Dozens of high school students were recently at Humber College showing off their skills as part of a design challenge that tasked them with creating a wind turbine.

Hamid Dehkordi, a partial-load professor with Humber’s Faculty of Applied Sciences and Technology, helped organize the event that was held with the assistance of Mohandes, which is the Canadian Society of Iranian Engineers and Architects. Dehkordi is a member of Mohandes.

A total of 18 teams of four students each created their own wind turbines as part of the challenge.

The judges, who were from Humber College and Professional Engineers Ontario, judged the entries on their design and the voltage they produced when tested in a wind tunnel, which was designed and built at Humber. The winning team’s design generated 4.8 volts.  

“It was a great experience and seeing how happy the students were was the best part for me,” said Dehkordi.

A person tests a wind turbine inside a wind tunnel.

Next year, they want to change the tunnel to measure kilowatts to help demonstrate how much power the wind turbines are generating in relatable terms for the students. For example, Dehkordi said one kilowatt hour would power a current video game console for about six hours.

With 10 megawatts of energy, an electric car could drive for about 5,800 kilometers (about the width of the United States) or it could toast about 29,000 slices of bread.

One of the reasons to offer the challenge was to introduce the students to the concept of clean, wind-powered energy generation. It’s presented in an easy-to-understand way and the hope is they will leave inspired and ready to share what they’ve learned with friends and family.

As part of the challenge, Humber used its 3D printer technology at the Barrett Centre for Technology Innovation to create the wind turbines’ nacelle, which is where the gearbox and generator are mounted.  

The winning teams received robotics kits from Canada Robotics.

They hope to make the design challenge an annual event and are considering an electric vehicle theme in the future.

This initiative was funded by the Humber College Community Partnership Fund.
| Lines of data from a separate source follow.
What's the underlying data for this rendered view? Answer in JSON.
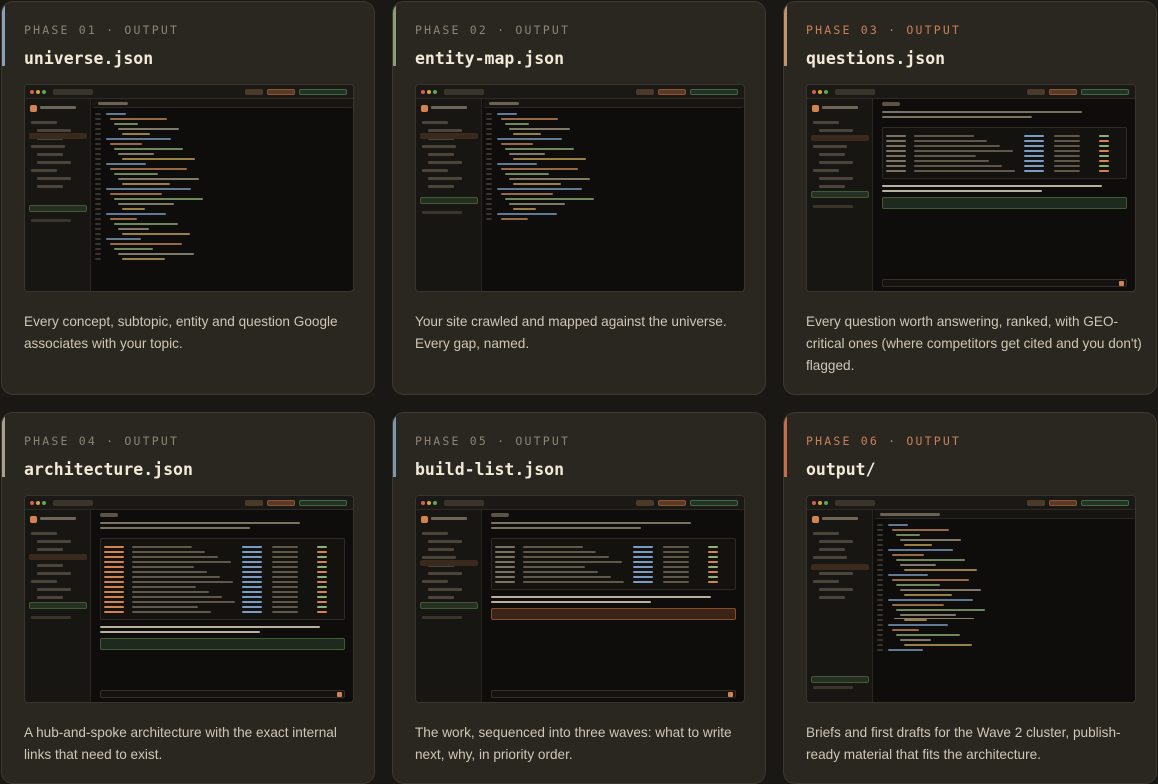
{
  "cards": [
    {
      "phase": "PHASE 01 · OUTPUT",
      "file": "universe.json",
      "desc": "Every concept, subtopic, entity and question Google associates with your topic.",
      "accent": "#8aa0b8",
      "warm": false
    },
    {
      "phase": "PHASE 02 · OUTPUT",
      "file": "entity-map.json",
      "desc": "Your site crawled and mapped against the universe. Every gap, named.",
      "accent": "#8a9c7a",
      "warm": false
    },
    {
      "phase": "PHASE 03 · OUTPUT",
      "file": "questions.json",
      "desc": "Every question worth answering, ranked, with GEO-critical ones (where competitors get cited and you don't) flagged.",
      "accent": "#c4956a",
      "warm": true
    },
    {
      "phase": "PHASE 04 · OUTPUT",
      "file": "architecture.json",
      "desc": "A hub-and-spoke architecture with the exact internal links that need to exist.",
      "accent": "#a89f8c",
      "warm": false
    },
    {
      "phase": "PHASE 05 · OUTPUT",
      "file": "build-list.json",
      "desc": "The work, sequenced into three waves: what to write next, why, in priority order.",
      "accent": "#7b98b0",
      "warm": false
    },
    {
      "phase": "PHASE 06 · OUTPUT",
      "file": "output/",
      "desc": "Briefs and first drafts for the Wave 2 cluster, publish-ready material that fits the architecture.",
      "accent": "#c46e4a",
      "warm": true
    }
  ]
}
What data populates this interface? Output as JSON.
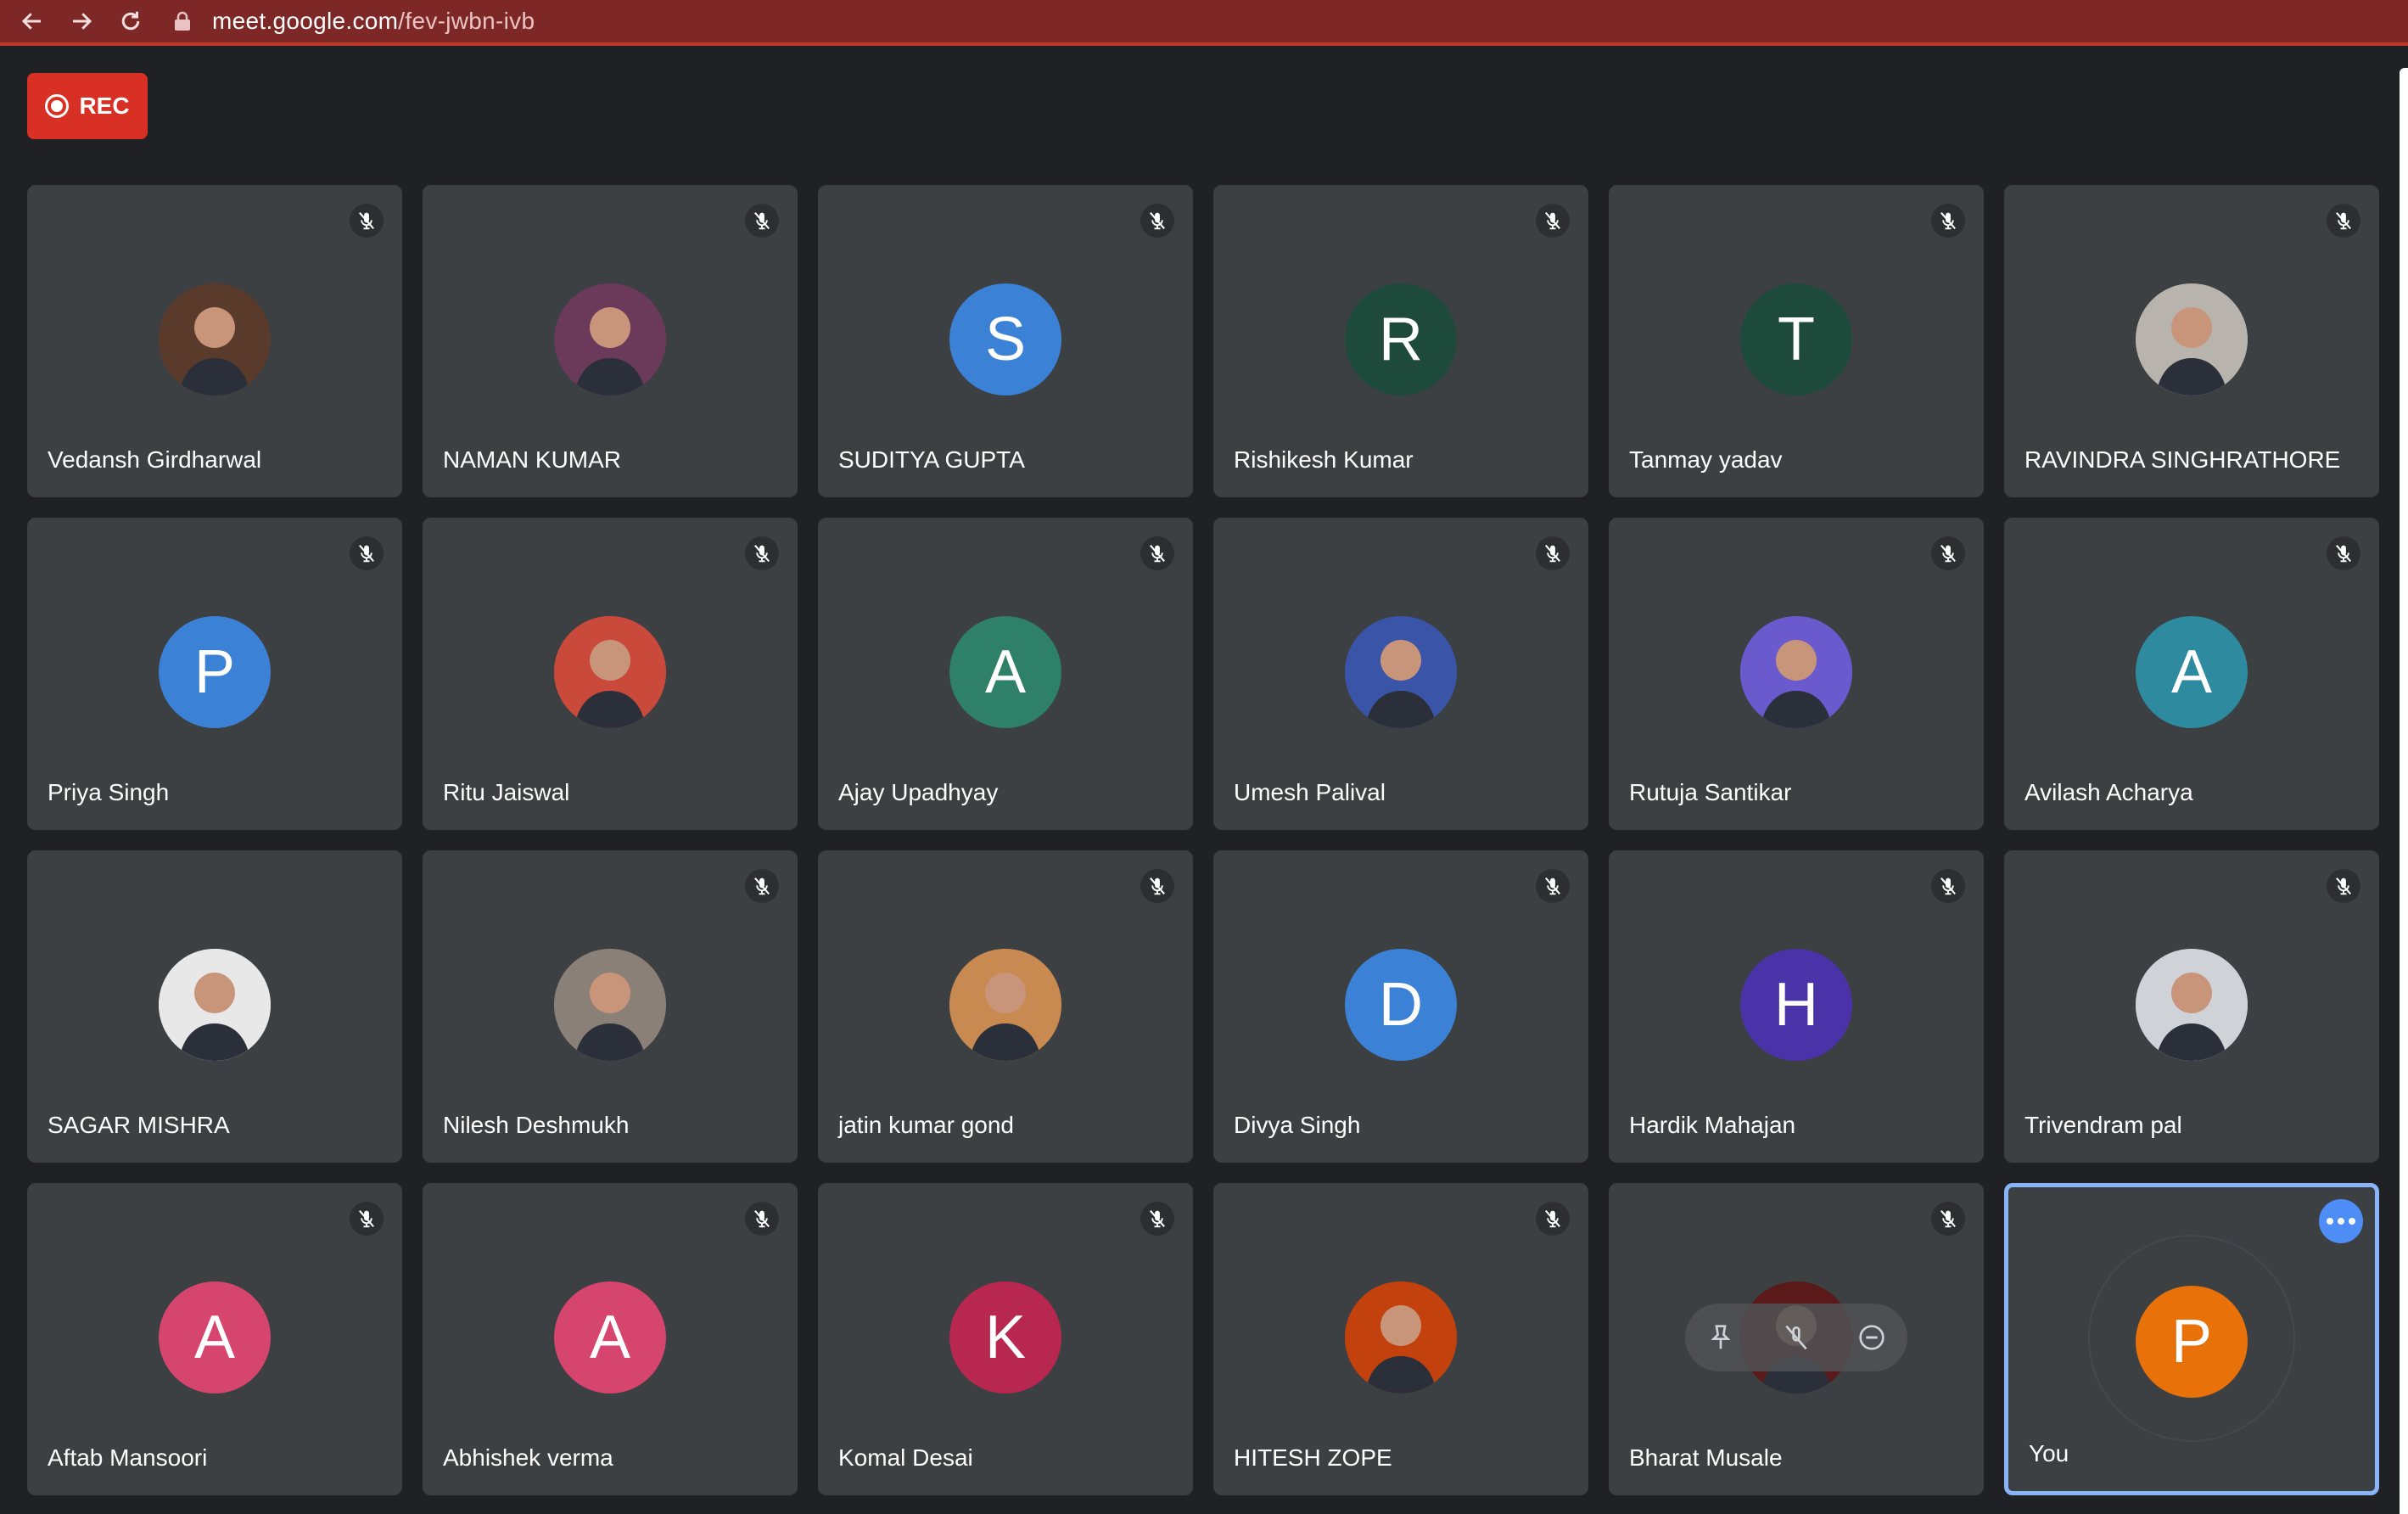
{
  "browser": {
    "url_host": "meet.google.com",
    "url_path": "/fev-jwbn-ivb"
  },
  "rec": {
    "label": "REC"
  },
  "participants": [
    {
      "name": "Vedansh Girdharwal",
      "avatar": "photo",
      "muted": true,
      "color": "#5a3a2a"
    },
    {
      "name": "NAMAN KUMAR",
      "avatar": "photo",
      "muted": true,
      "color": "#6b3a5a"
    },
    {
      "name": "SUDITYA GUPTA",
      "avatar": "letter",
      "letter": "S",
      "muted": true,
      "color": "#3b82d6"
    },
    {
      "name": "Rishikesh Kumar",
      "avatar": "letter",
      "letter": "R",
      "muted": true,
      "color": "#1e4a3c"
    },
    {
      "name": "Tanmay yadav",
      "avatar": "letter",
      "letter": "T",
      "muted": true,
      "color": "#1e4a3c"
    },
    {
      "name": "RAVINDRA SINGHRATHORE",
      "avatar": "photo",
      "muted": true,
      "color": "#b8b3ad"
    },
    {
      "name": "Priya Singh",
      "avatar": "letter",
      "letter": "P",
      "muted": true,
      "color": "#3b82d6"
    },
    {
      "name": "Ritu Jaiswal",
      "avatar": "photo",
      "muted": true,
      "color": "#c94a3a"
    },
    {
      "name": "Ajay Upadhyay",
      "avatar": "letter",
      "letter": "A",
      "muted": true,
      "color": "#2e8068"
    },
    {
      "name": "Umesh Palival",
      "avatar": "photo",
      "muted": true,
      "color": "#3a55a8"
    },
    {
      "name": "Rutuja Santikar",
      "avatar": "photo",
      "muted": true,
      "color": "#6a5acd"
    },
    {
      "name": "Avilash Acharya",
      "avatar": "letter",
      "letter": "A",
      "muted": true,
      "color": "#2e8a9e"
    },
    {
      "name": "SAGAR MISHRA",
      "avatar": "photo",
      "muted": false,
      "color": "#e8e8e8"
    },
    {
      "name": "Nilesh Deshmukh",
      "avatar": "photo",
      "muted": true,
      "color": "#8a8077"
    },
    {
      "name": "jatin kumar gond",
      "avatar": "photo",
      "muted": true,
      "color": "#c98a52"
    },
    {
      "name": "Divya Singh",
      "avatar": "letter",
      "letter": "D",
      "muted": true,
      "color": "#3b82d6"
    },
    {
      "name": "Hardik Mahajan",
      "avatar": "letter",
      "letter": "H",
      "muted": true,
      "color": "#4a33a8"
    },
    {
      "name": "Trivendram pal",
      "avatar": "photo",
      "muted": true,
      "color": "#cfd2d6"
    },
    {
      "name": "Aftab Mansoori",
      "avatar": "letter",
      "letter": "A",
      "muted": true,
      "color": "#d6456e"
    },
    {
      "name": "Abhishek verma",
      "avatar": "letter",
      "letter": "A",
      "muted": true,
      "color": "#d6456e"
    },
    {
      "name": "Komal Desai",
      "avatar": "letter",
      "letter": "K",
      "muted": true,
      "color": "#b8274f"
    },
    {
      "name": "HITESH ZOPE",
      "avatar": "photo",
      "muted": true,
      "color": "#c2410c"
    },
    {
      "name": "Bharat Musale",
      "avatar": "photo",
      "muted": true,
      "color": "#5a1a1a"
    },
    {
      "name": "You",
      "avatar": "letter",
      "letter": "P",
      "muted": false,
      "color": "#e8710a",
      "self": true
    }
  ]
}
Dehkordi also thanked the Humber College Community Partnership Committee, saying without their help it would not have been possible to offer the youth the extracurricular activity.